Last Updated on July 23, 2017 by Audrey Scott
There's nothing like early morning light falling through a stained-glass window…casting designs on a Persian carpet…amidst immaculately tiled pink columns.
This is the winter prayer hall inside the Pink Mosque in Shiraz, Iran.
When we entered the complex of Masjed-e Nasir-ol-Molk (a.k.a. Pink Mosque), we initially figured the intricately tiled exterior for the main attraction. Then we went into the winter prayer hall and realized how wrong we were.
Imagine sitting in the middle of this room with the warmth of stained-glass light around you. A beautiful feeling. A beautiful place.
We traveled to Iran on the G Adventures Discover Persia Tour. If you plan to book this or another tour with G Adventures, please consider starting the process by clicking on the ad below. The price stays the same to you and we earn a small commission that helps us to continue sharing stories like this. Thank you!
9 thoughts on “Exploring the Pink Mosque in Shiraz, Iran”
You don`t know how much I ashamed when I saw it!!
I live in Iran and have not seen this beautiful place yet!!what a shame!!
As usual, it is stunning, amazing, beyond superlatives!
Those carpets and the ceiling are amazing!
Wow the art and architecture is amazing, particularly the ceiling.
AMAZING! My favorite so far! The colors and detail are incredible! I never get tired of looking at your panoramas. So cool
Your panoramas are one of those special things that I hope people are sharing.
Very beautiful! So beautiful that I’d find it distracting if I wanted to pray.

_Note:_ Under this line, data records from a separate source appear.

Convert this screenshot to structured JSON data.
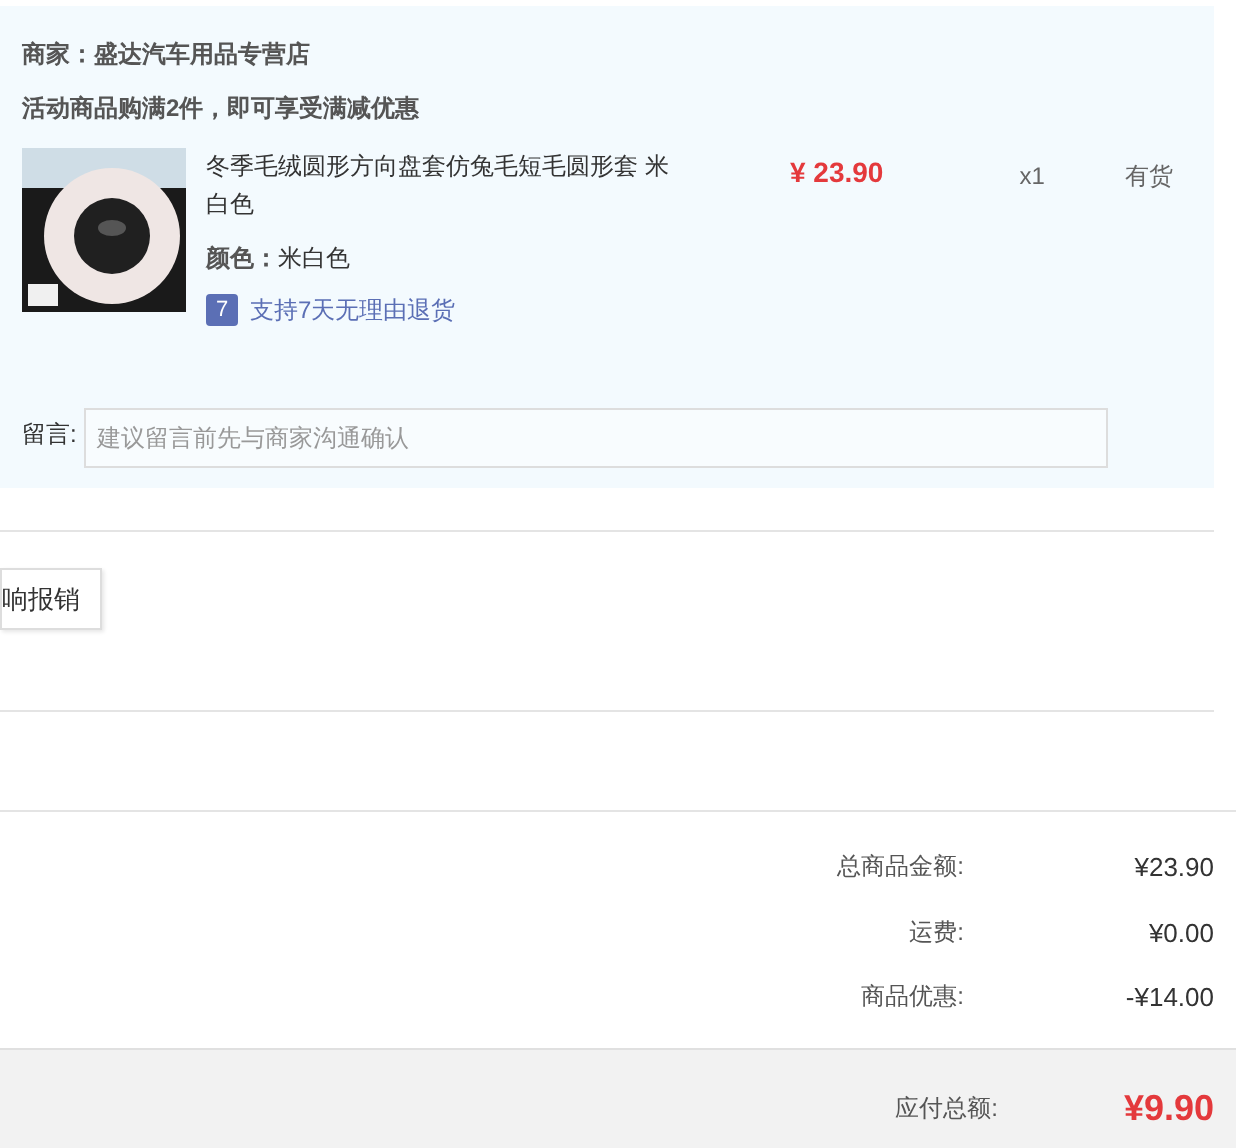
{
  "shop": {
    "merchant_label": "商家：",
    "merchant_name": "盛达汽车用品专营店",
    "promo": "活动商品购满2件，即可享受满减优惠"
  },
  "item": {
    "title": "冬季毛绒圆形方向盘套仿兔毛短毛圆形套 米白色",
    "color_label": "颜色：",
    "color_value": "米白色",
    "return_badge": "7",
    "return_policy": "支持7天无理由退货",
    "price": "¥ 23.90",
    "quantity": "x1",
    "stock": "有货"
  },
  "message": {
    "label": "留言:",
    "placeholder": "建议留言前先与商家沟通确认"
  },
  "invoice_button": "响报销",
  "summary": [
    {
      "label": "总商品金额:",
      "value": "¥23.90"
    },
    {
      "label": "运费:",
      "value": "¥0.00"
    },
    {
      "label": "商品优惠:",
      "value": "-¥14.00"
    }
  ],
  "total": {
    "label": "应付总额:",
    "value": "¥9.90"
  }
}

B-E-A-utiful. Moreover stained glass always makes me take a step back in awe and marvel at the fact that medieval artists had unknowingly become nanotechnologists.
@Bahare: Hop to it! Shiraz is a beautiful city. Get to the Pink Mosque (and the prayer room) in the early morning!

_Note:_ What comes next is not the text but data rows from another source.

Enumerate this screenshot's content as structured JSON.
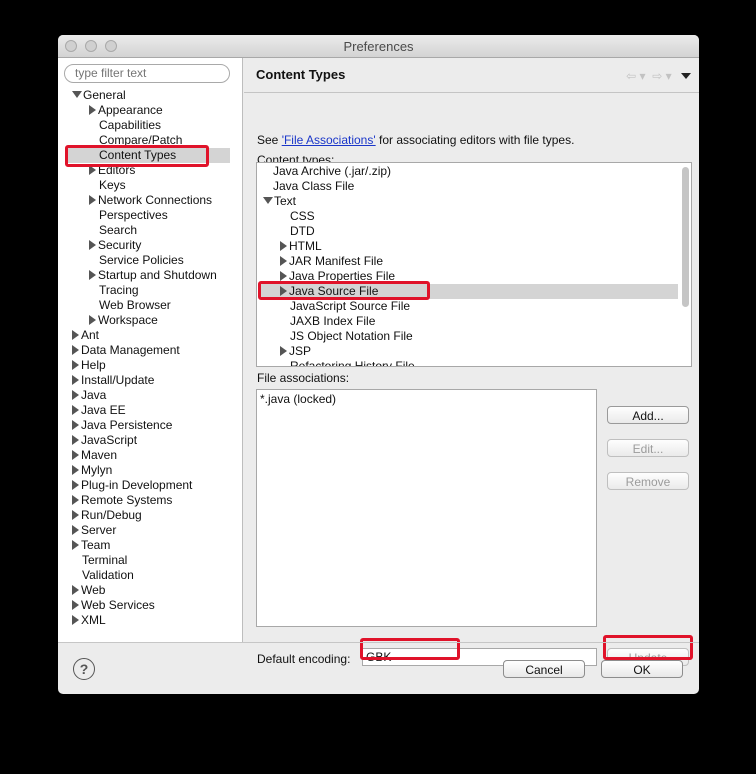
{
  "window": {
    "title": "Preferences"
  },
  "sidebar": {
    "filter_placeholder": "type filter text",
    "items": [
      {
        "label": "General",
        "indent": 0,
        "expander": "open"
      },
      {
        "label": "Appearance",
        "indent": 1,
        "expander": "closed"
      },
      {
        "label": "Capabilities",
        "indent": 1,
        "expander": "none"
      },
      {
        "label": "Compare/Patch",
        "indent": 1,
        "expander": "none"
      },
      {
        "label": "Content Types",
        "indent": 1,
        "expander": "none",
        "selected": true
      },
      {
        "label": "Editors",
        "indent": 1,
        "expander": "closed"
      },
      {
        "label": "Keys",
        "indent": 1,
        "expander": "none"
      },
      {
        "label": "Network Connections",
        "indent": 1,
        "expander": "closed"
      },
      {
        "label": "Perspectives",
        "indent": 1,
        "expander": "none"
      },
      {
        "label": "Search",
        "indent": 1,
        "expander": "none"
      },
      {
        "label": "Security",
        "indent": 1,
        "expander": "closed"
      },
      {
        "label": "Service Policies",
        "indent": 1,
        "expander": "none"
      },
      {
        "label": "Startup and Shutdown",
        "indent": 1,
        "expander": "closed"
      },
      {
        "label": "Tracing",
        "indent": 1,
        "expander": "none"
      },
      {
        "label": "Web Browser",
        "indent": 1,
        "expander": "none"
      },
      {
        "label": "Workspace",
        "indent": 1,
        "expander": "closed"
      },
      {
        "label": "Ant",
        "indent": 0,
        "expander": "closed"
      },
      {
        "label": "Data Management",
        "indent": 0,
        "expander": "closed"
      },
      {
        "label": "Help",
        "indent": 0,
        "expander": "closed"
      },
      {
        "label": "Install/Update",
        "indent": 0,
        "expander": "closed"
      },
      {
        "label": "Java",
        "indent": 0,
        "expander": "closed"
      },
      {
        "label": "Java EE",
        "indent": 0,
        "expander": "closed"
      },
      {
        "label": "Java Persistence",
        "indent": 0,
        "expander": "closed"
      },
      {
        "label": "JavaScript",
        "indent": 0,
        "expander": "closed"
      },
      {
        "label": "Maven",
        "indent": 0,
        "expander": "closed"
      },
      {
        "label": "Mylyn",
        "indent": 0,
        "expander": "closed"
      },
      {
        "label": "Plug-in Development",
        "indent": 0,
        "expander": "closed"
      },
      {
        "label": "Remote Systems",
        "indent": 0,
        "expander": "closed"
      },
      {
        "label": "Run/Debug",
        "indent": 0,
        "expander": "closed"
      },
      {
        "label": "Server",
        "indent": 0,
        "expander": "closed"
      },
      {
        "label": "Team",
        "indent": 0,
        "expander": "closed"
      },
      {
        "label": "Terminal",
        "indent": 0,
        "expander": "none"
      },
      {
        "label": "Validation",
        "indent": 0,
        "expander": "none"
      },
      {
        "label": "Web",
        "indent": 0,
        "expander": "closed"
      },
      {
        "label": "Web Services",
        "indent": 0,
        "expander": "closed"
      },
      {
        "label": "XML",
        "indent": 0,
        "expander": "closed"
      }
    ]
  },
  "main": {
    "title": "Content Types",
    "see_prefix": "See ",
    "see_link": "'File Associations'",
    "see_suffix": " for associating editors with file types.",
    "content_types_label": "Content types:",
    "content_types": [
      {
        "label": "Java Archive (.jar/.zip)",
        "indent": 0,
        "expander": "none"
      },
      {
        "label": "Java Class File",
        "indent": 0,
        "expander": "none"
      },
      {
        "label": "Text",
        "indent": 0,
        "expander": "open"
      },
      {
        "label": "CSS",
        "indent": 1,
        "expander": "none"
      },
      {
        "label": "DTD",
        "indent": 1,
        "expander": "none"
      },
      {
        "label": "HTML",
        "indent": 1,
        "expander": "closed"
      },
      {
        "label": "JAR Manifest File",
        "indent": 1,
        "expander": "closed"
      },
      {
        "label": "Java Properties File",
        "indent": 1,
        "expander": "closed"
      },
      {
        "label": "Java Source File",
        "indent": 1,
        "expander": "closed",
        "selected": true
      },
      {
        "label": "JavaScript Source File",
        "indent": 1,
        "expander": "none"
      },
      {
        "label": "JAXB Index File",
        "indent": 1,
        "expander": "none"
      },
      {
        "label": "JS Object Notation File",
        "indent": 1,
        "expander": "none"
      },
      {
        "label": "JSP",
        "indent": 1,
        "expander": "closed"
      },
      {
        "label": "Refactoring History File",
        "indent": 1,
        "expander": "none"
      }
    ],
    "file_assoc_label": "File associations:",
    "file_associations": [
      "*.java (locked)"
    ],
    "buttons": {
      "add": "Add...",
      "edit": "Edit...",
      "remove": "Remove",
      "update": "Update"
    },
    "default_encoding_label": "Default encoding:",
    "default_encoding_value": "GBK"
  },
  "footer": {
    "cancel": "Cancel",
    "ok": "OK",
    "help_glyph": "?"
  },
  "colors": {
    "highlight": "#e0132a",
    "link": "#1a36c9",
    "selection": "#d4d4d4"
  }
}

@Sutapa: As usual, your comments are too kind!
@Mark: The Pink Mosque is a package deal. Seems that way with all the prime bits of Islamic architecture we saw while in Iran.

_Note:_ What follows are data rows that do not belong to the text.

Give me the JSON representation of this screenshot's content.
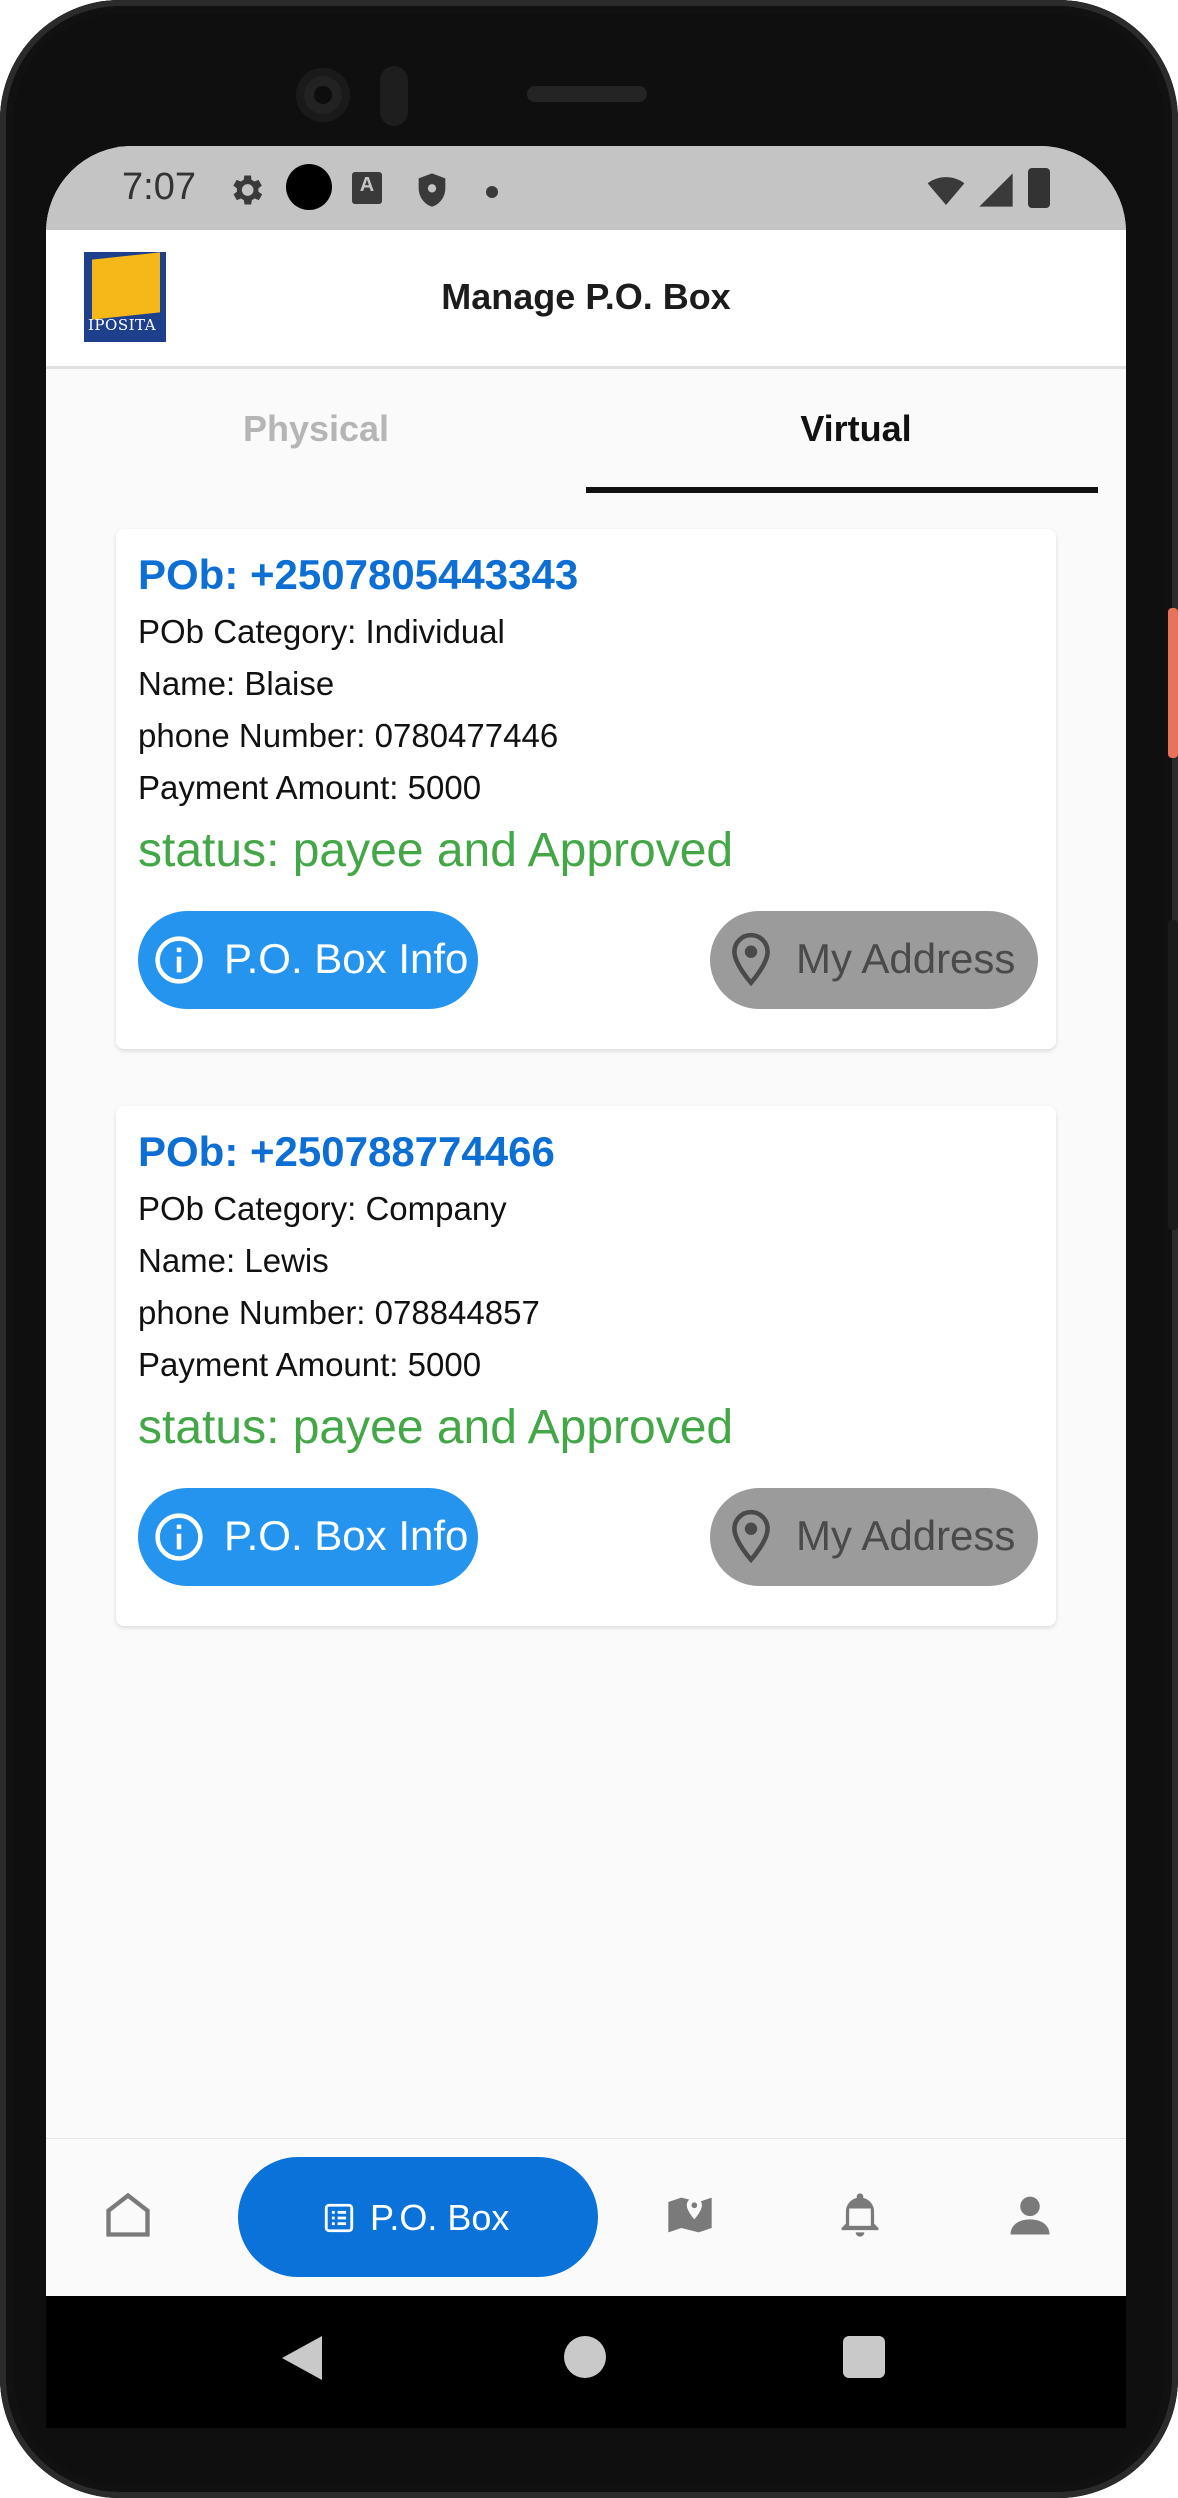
{
  "status_bar": {
    "time": "7:07",
    "icons": [
      "gear-icon",
      "camera-dot-icon",
      "text-a-icon",
      "shield-icon",
      "dot-icon",
      "wifi-icon",
      "signal-icon",
      "battery-icon"
    ],
    "a_glyph": "A"
  },
  "app_bar": {
    "title": "Manage P.O. Box",
    "logo_text": "IPOSITA"
  },
  "tabs": [
    {
      "label": "Physical",
      "active": false
    },
    {
      "label": "Virtual",
      "active": true
    }
  ],
  "cards": [
    {
      "title": "POb: +2507805443343",
      "category": "POb Category: Individual",
      "name": "Name: Blaise",
      "phone": "phone Number: 0780477446",
      "payment": "Payment Amount: 5000",
      "status": "status: payee and  Approved",
      "info_button": "P.O. Box Info",
      "address_button": "My Address"
    },
    {
      "title": "POb: +250788774466",
      "category": "POb Category: Company",
      "name": "Name: Lewis",
      "phone": "phone Number: 078844857",
      "payment": "Payment Amount: 5000",
      "status": "status: payee and  Approved",
      "info_button": "P.O. Box Info",
      "address_button": "My Address"
    }
  ],
  "bottom_nav": {
    "active_label": "P.O. Box",
    "items": [
      "home-icon",
      "list-icon",
      "map-icon",
      "bell-icon",
      "person-icon"
    ]
  },
  "colors": {
    "accent_blue": "#0a72d8",
    "button_blue": "#2494ef",
    "title_blue": "#0d6fd3",
    "status_green": "#43a747",
    "disabled_gray": "#9b9b9b"
  }
}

@Dean: Another vote for the ceiling. Quite honestly, I look back and think it was very difficult to truly capture the color and feeling of the place.
@Adam: Thanks. We, too. I suspect they are.
@Priyank: That’s quite funny, actually. I figured the goal is actually to *focus* you and your thoughts.
@Kiran: Medieval artists (and many more before them) knew and understood more than we often give them credit for. You could say they were ahead of their times.